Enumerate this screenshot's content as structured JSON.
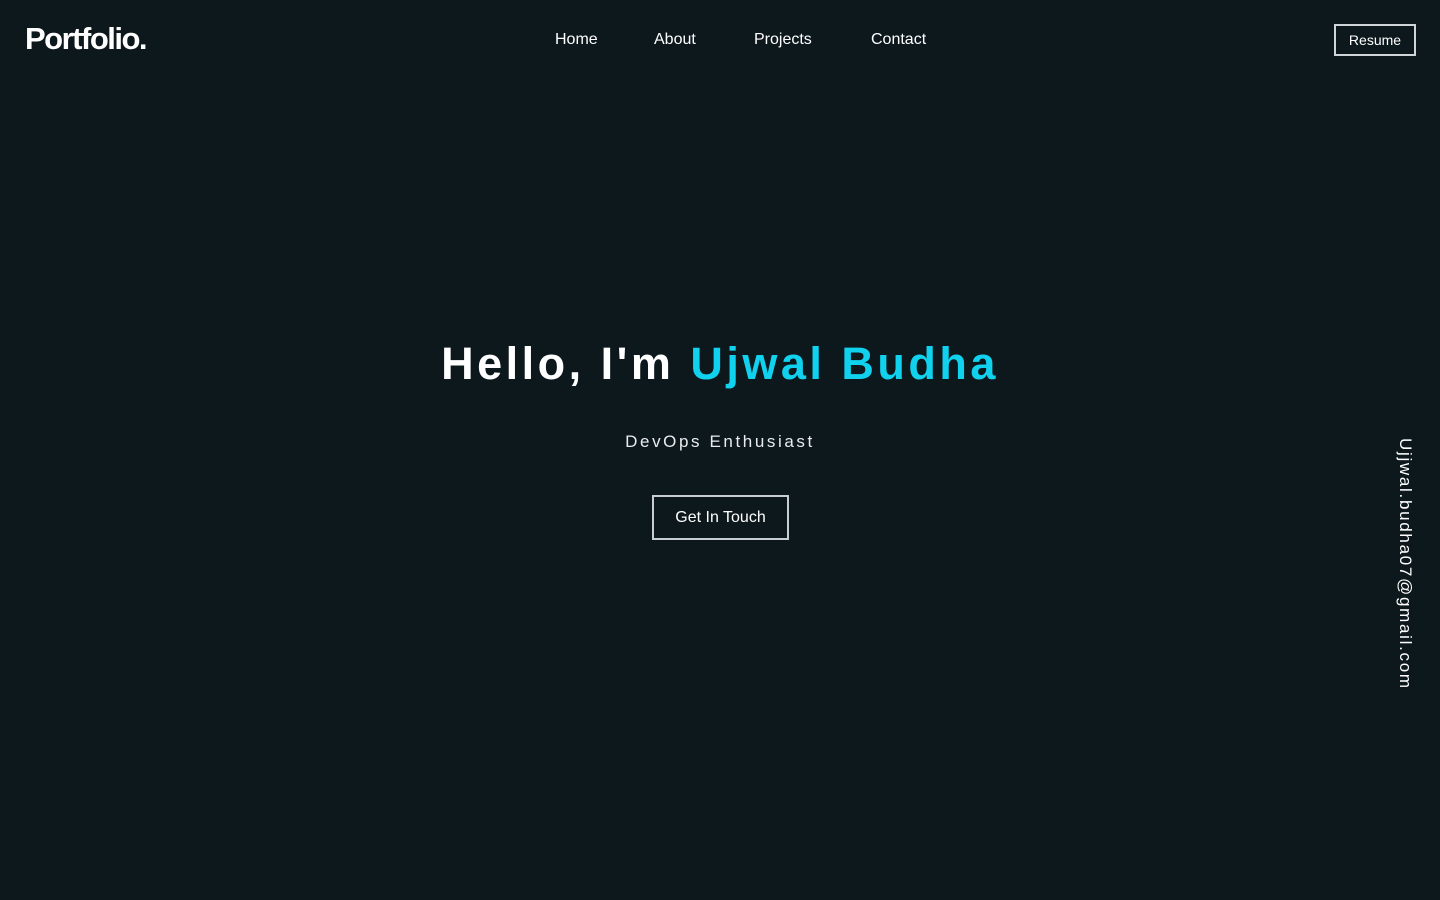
{
  "header": {
    "logo": "Portfolio.",
    "nav": {
      "home": "Home",
      "about": "About",
      "projects": "Projects",
      "contact": "Contact"
    },
    "resume_label": "Resume"
  },
  "hero": {
    "greeting": "Hello, I'm ",
    "name": "Ujwal Budha",
    "subtitle": "DevOps Enthusiast",
    "cta_label": "Get In Touch"
  },
  "sidebar": {
    "email": "Ujjwal.budha07@gmail.com"
  },
  "colors": {
    "background": "#0d181d",
    "accent": "#11d2ee",
    "text": "#ffffff"
  }
}
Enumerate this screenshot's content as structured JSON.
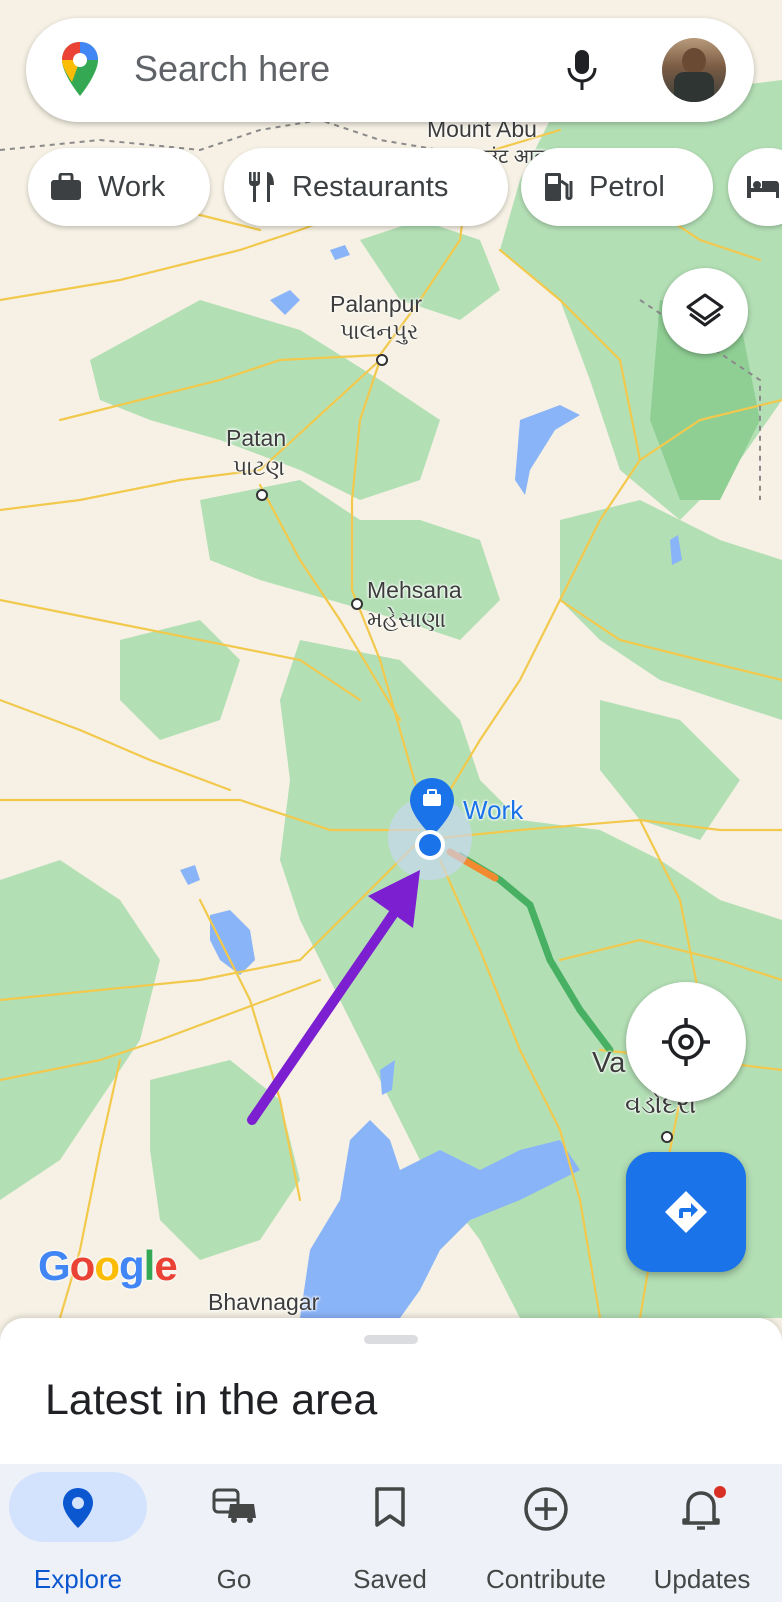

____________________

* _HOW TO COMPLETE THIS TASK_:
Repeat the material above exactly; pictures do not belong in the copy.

* _PROBLEM SOLUTION_:
Enumerate this screenshot's content as structured JSON.
{
  "header": {
    "logo": "Portfolio.",
    "nav": {
      "home": "Home",
      "about": "About",
      "projects": "Projects",
      "contact": "Contact"
    },
    "resume_label": "Resume"
  },
  "hero": {
    "greeting": "Hello, I'm ",
    "name": "Ujwal Budha",
    "subtitle": "DevOps Enthusiast",
    "cta_label": "Get In Touch"
  },
  "sidebar": {
    "email": "Ujjwal.budha07@gmail.com"
  },
  "colors": {
    "background": "#0d181d",
    "accent": "#11d2ee",
    "text": "#ffffff"
  }
}
Enumerate this screenshot's content as structured JSON.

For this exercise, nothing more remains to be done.